» **What you are asked to do**
The following data is to be repeated exactly, its pictures excluded.
#### Stored data
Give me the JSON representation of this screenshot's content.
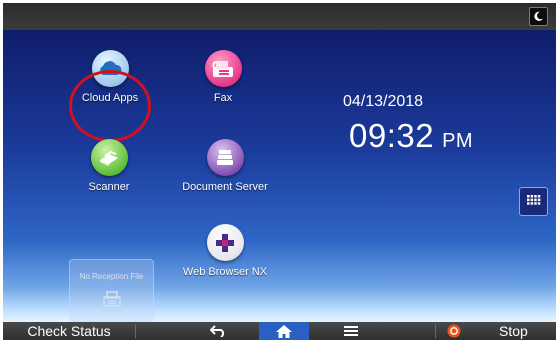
{
  "apps": {
    "cloud_apps": "Cloud Apps",
    "fax": "Fax",
    "scanner": "Scanner",
    "document_server": "Document Server",
    "web_browser": "Web Browser NX"
  },
  "clock": {
    "date": "04/13/2018",
    "time": "09:32",
    "ampm": "PM"
  },
  "fax_widget": {
    "label": "No Reception File"
  },
  "bottom_bar": {
    "check_status": "Check Status",
    "stop": "Stop"
  },
  "icons": {
    "energy_saver": "moon-icon",
    "app_list": "grid-icon",
    "back": "back-arrow-icon",
    "home": "home-icon",
    "menu": "menu-icon",
    "stop": "stop-icon"
  },
  "colors": {
    "highlight_ring": "#d2101e",
    "home_button": "#2a5fc4",
    "stop_icon": "#e8551e"
  }
}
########
» **Written response**
Give me the JSON representation of this screenshot's content.
{
  "apps": {
    "cloud_apps": "Cloud Apps",
    "fax": "Fax",
    "scanner": "Scanner",
    "document_server": "Document Server",
    "web_browser": "Web Browser NX"
  },
  "clock": {
    "date": "04/13/2018",
    "time": "09:32",
    "ampm": "PM"
  },
  "fax_widget": {
    "label": "No Reception File"
  },
  "bottom_bar": {
    "check_status": "Check Status",
    "stop": "Stop"
  },
  "icons": {
    "energy_saver": "moon-icon",
    "app_list": "grid-icon",
    "back": "back-arrow-icon",
    "home": "home-icon",
    "menu": "menu-icon",
    "stop": "stop-icon"
  },
  "colors": {
    "highlight_ring": "#d2101e",
    "home_button": "#2a5fc4",
    "stop_icon": "#e8551e"
  }
}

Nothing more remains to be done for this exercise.